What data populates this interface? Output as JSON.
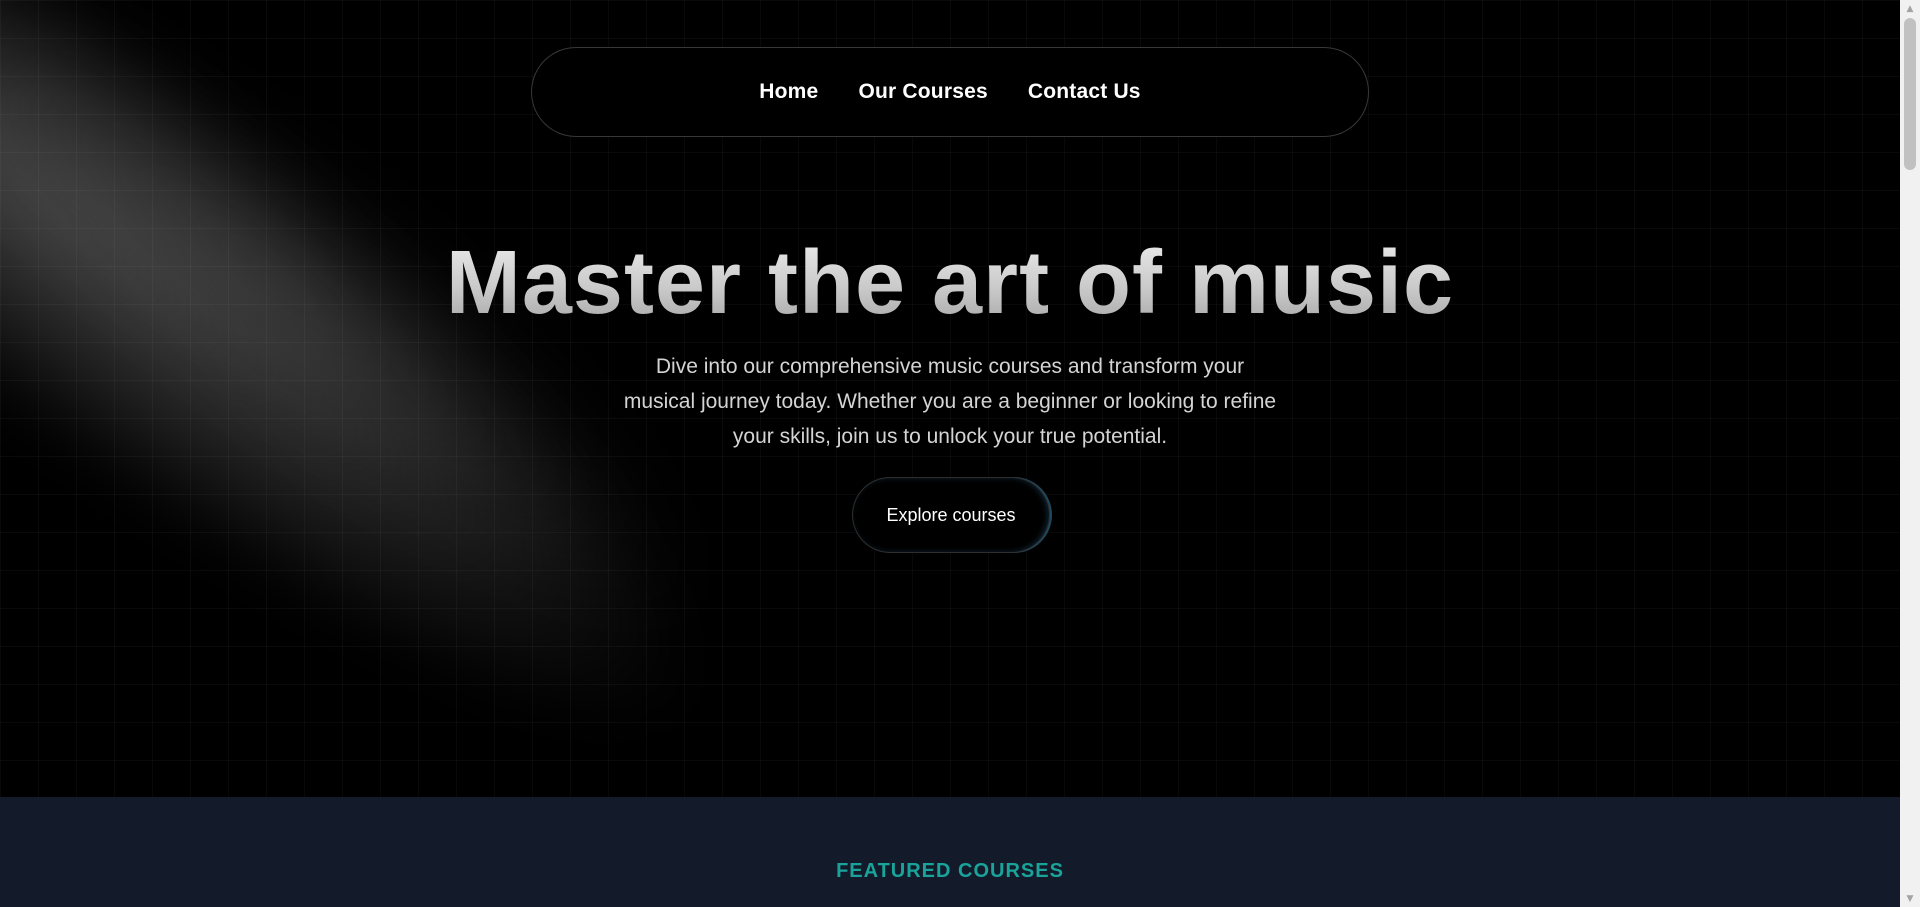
{
  "nav": {
    "items": [
      {
        "label": "Home"
      },
      {
        "label": "Our Courses"
      },
      {
        "label": "Contact Us"
      }
    ]
  },
  "hero": {
    "title": "Master the art of music",
    "subtitle": "Dive into our comprehensive music courses and transform your musical journey today. Whether you are a beginner or looking to refine your skills, join us to unlock your true potential.",
    "cta_label": "Explore courses"
  },
  "featured": {
    "heading": "FEATURED COURSES"
  },
  "scrollbar": {
    "up_icon": "▲",
    "down_icon": "▼"
  },
  "colors": {
    "background": "#000000",
    "featured_background": "#131a29",
    "accent": "#1aa39a"
  }
}
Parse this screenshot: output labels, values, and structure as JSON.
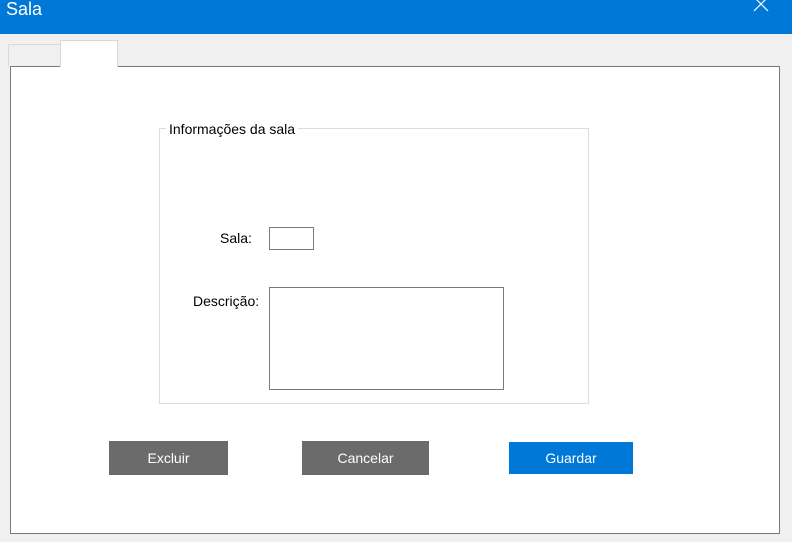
{
  "window": {
    "title": "Sala",
    "accent_color": "#0078d7",
    "close_icon": "close-icon"
  },
  "tabs": [
    {
      "label": "",
      "selected": false
    },
    {
      "label": "",
      "selected": true
    }
  ],
  "group": {
    "title": "Informações da sala"
  },
  "fields": {
    "sala_label": "Sala:",
    "sala_value": "",
    "descricao_label": "Descrição:",
    "descricao_value": ""
  },
  "buttons": {
    "excluir": "Excluir",
    "cancelar": "Cancelar",
    "guardar": "Guardar",
    "secondary_color": "#6b6b6b",
    "primary_color": "#0078d7"
  }
}
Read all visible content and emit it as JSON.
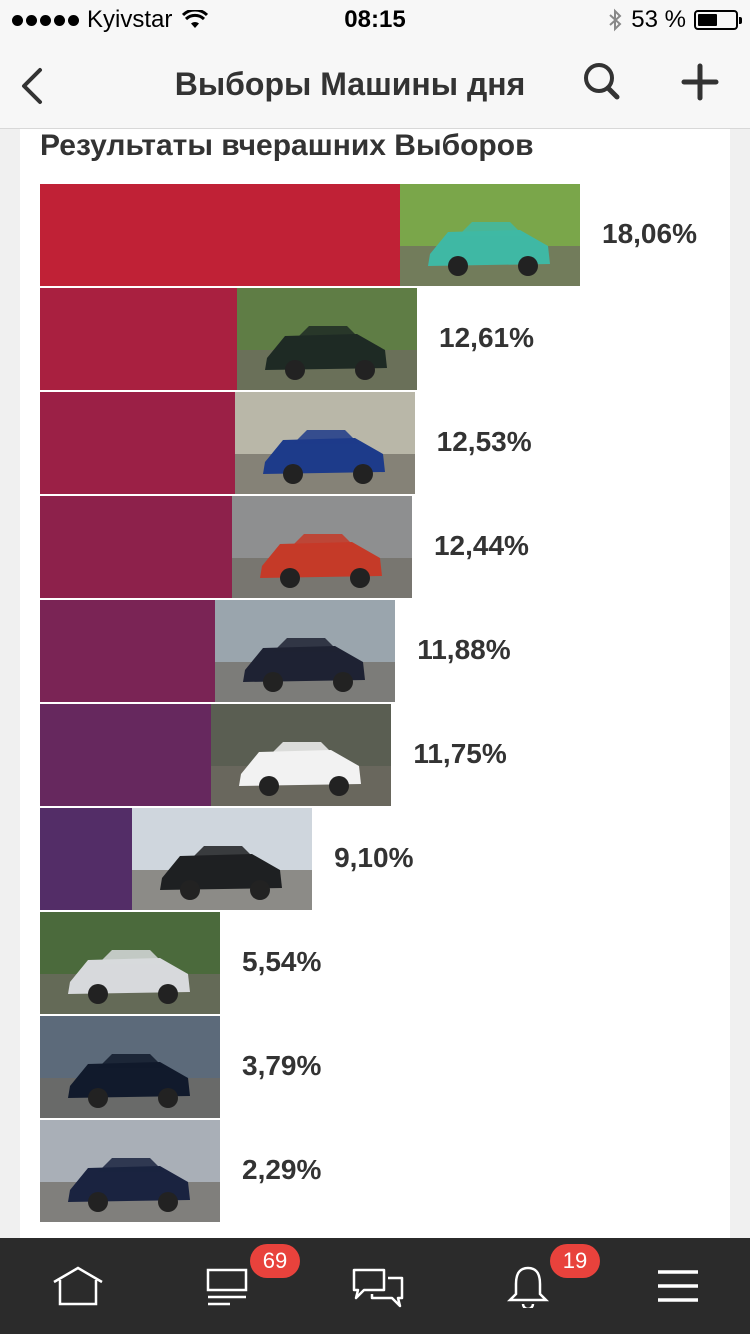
{
  "status_bar": {
    "carrier": "Kyivstar",
    "time": "08:15",
    "battery": "53 %",
    "battery_level": 0.53
  },
  "nav": {
    "title": "Выборы Машины дня",
    "back_icon": "chevron-left-icon",
    "search_icon": "search-icon",
    "add_icon": "plus-icon"
  },
  "results": {
    "title": "Результаты вчерашних Выборов",
    "items": [
      {
        "percent": "18,06%",
        "value": 18.06,
        "color": "#c02136"
      },
      {
        "percent": "12,61%",
        "value": 12.61,
        "color": "#a92040"
      },
      {
        "percent": "12,53%",
        "value": 12.53,
        "color": "#9b2046"
      },
      {
        "percent": "12,44%",
        "value": 12.44,
        "color": "#8d214b"
      },
      {
        "percent": "11,88%",
        "value": 11.88,
        "color": "#7a2455"
      },
      {
        "percent": "11,75%",
        "value": 11.75,
        "color": "#66285e"
      },
      {
        "percent": "9,10%",
        "value": 9.1,
        "color": "#532d67"
      },
      {
        "percent": "5,54%",
        "value": 5.54,
        "color": "#41336e"
      },
      {
        "percent": "3,79%",
        "value": 3.79,
        "color": "#333b7c"
      },
      {
        "percent": "2,29%",
        "value": 2.29,
        "color": "#2d4d8c"
      }
    ]
  },
  "tabbar": {
    "home_icon": "home-icon",
    "feed_icon": "feed-icon",
    "feed_badge": "69",
    "messages_icon": "messages-icon",
    "notifications_icon": "bell-icon",
    "notifications_badge": "19",
    "menu_icon": "menu-icon"
  }
}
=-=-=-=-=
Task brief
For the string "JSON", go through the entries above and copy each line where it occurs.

Worked solution
What data populates this interface? Output as JSON.
Parse this screenshot: output labels, values, and structure as JSON.
Read all visible content and emit it as JSON.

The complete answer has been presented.